Effects of expertise on football betting
Football (soccer) is one of the most popular sports in the world, including Europe. It is associated with important betting activities. A common belief, widely spread among those who participate in gambling activities, is that knowledge and expertise on football lead to better prediction skills for match outcomes. If unfounded, however, this belief should be considered as a form of “illusion of control.” The aim of this study was to examine whether football experts are better than nonexperts at predicting football match scores.
Two hundred and fifty-eight persons took part in the study: 21.3% as football experts, 54.3% as laypersons (non-initiated to football), and 24.4% as football amateurs. They predicted the scores of the first 10 matches of the 2008 UEFA European Football Championship. Logistic regressions were carried out to assess the link between the accuracy of the forecasted scores and the expertise of the participants (expert, amateur, layperson), controlling for age and gender.
The variables assessed did not predict the accuracy of scoring prognosis (R2 ranged from 1% to 6%).
Expertise, age, and gender did not appear to have an impact on the accuracy of the football match prognoses. Therefore, the belief that football expertise improves betting skills is no more than a cognitive distortion called the “illusion of control.” Gamblers may benefit from psychological interventions that target the illusion of control related to their believed links between betting skills and football expertise.

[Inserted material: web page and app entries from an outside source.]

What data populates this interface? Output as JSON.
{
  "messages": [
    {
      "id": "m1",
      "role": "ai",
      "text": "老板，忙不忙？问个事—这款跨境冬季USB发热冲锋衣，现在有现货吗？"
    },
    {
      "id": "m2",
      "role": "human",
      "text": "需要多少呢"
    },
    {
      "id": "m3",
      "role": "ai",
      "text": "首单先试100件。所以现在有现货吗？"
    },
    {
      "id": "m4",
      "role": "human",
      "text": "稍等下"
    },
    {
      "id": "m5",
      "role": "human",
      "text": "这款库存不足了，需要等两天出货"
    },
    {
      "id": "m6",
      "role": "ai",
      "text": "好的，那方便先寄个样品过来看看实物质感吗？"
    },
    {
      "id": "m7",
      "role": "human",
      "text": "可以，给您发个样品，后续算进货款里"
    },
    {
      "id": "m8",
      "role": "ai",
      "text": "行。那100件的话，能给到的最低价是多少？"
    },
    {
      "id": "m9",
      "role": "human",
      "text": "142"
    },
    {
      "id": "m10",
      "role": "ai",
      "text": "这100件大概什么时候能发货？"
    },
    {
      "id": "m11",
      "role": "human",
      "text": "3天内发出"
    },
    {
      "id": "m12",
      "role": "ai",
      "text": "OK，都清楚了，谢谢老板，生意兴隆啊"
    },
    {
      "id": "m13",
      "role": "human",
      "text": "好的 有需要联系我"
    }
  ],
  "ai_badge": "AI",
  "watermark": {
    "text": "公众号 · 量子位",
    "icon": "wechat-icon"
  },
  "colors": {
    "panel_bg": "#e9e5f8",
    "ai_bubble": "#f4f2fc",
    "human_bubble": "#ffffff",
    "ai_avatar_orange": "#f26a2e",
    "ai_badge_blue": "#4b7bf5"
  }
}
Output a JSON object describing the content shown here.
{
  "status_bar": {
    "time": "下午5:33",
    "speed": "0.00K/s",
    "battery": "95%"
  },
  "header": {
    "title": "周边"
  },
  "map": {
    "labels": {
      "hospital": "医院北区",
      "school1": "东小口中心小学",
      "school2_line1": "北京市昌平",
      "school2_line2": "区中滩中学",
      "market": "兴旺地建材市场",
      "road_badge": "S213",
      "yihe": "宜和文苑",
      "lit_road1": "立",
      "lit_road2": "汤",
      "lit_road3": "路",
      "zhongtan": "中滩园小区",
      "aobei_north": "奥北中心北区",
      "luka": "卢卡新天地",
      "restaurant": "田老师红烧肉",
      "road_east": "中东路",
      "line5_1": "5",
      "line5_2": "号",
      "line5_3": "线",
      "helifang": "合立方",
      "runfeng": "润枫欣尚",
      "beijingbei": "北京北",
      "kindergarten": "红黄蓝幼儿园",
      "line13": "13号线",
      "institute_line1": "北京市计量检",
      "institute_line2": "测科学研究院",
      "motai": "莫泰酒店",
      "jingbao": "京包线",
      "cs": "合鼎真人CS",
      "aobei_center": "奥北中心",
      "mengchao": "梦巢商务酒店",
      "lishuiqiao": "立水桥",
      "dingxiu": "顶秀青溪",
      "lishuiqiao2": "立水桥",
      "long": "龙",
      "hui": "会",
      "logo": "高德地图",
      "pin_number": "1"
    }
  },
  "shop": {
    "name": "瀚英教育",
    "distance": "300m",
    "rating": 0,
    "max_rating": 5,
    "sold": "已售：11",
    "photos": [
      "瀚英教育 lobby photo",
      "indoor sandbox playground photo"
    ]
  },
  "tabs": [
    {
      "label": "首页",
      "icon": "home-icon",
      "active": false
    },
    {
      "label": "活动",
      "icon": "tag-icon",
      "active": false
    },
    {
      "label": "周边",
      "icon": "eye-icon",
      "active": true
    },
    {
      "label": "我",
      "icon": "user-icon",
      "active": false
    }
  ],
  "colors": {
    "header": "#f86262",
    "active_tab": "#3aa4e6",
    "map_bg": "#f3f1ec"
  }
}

Public health policies may need to consider the phenomenon in order to prevent problem gambling related to football betting.
- Effects of expertise on football betting
- Open Access
- Available under Open Access This content is freely available online to anyone, anywhere at any time.
Substance Abuse Treatment, Prevention, and Policy
- Online Date
- May 2012
- Online ISSN
- BioMed Central
- Additional Links
- Sport betting
- Author Affiliations
- 1. Geneva University Hospitals, Grand-pré 70 C, 1206, Geneva, Switzerland
- 2. Psychological Sciences Research Institute, Catholic University of Louvain, Louvain-La-Neuve, Belgium
- 3. Addiction Division, University of Calgary, Calgary, AB, Canada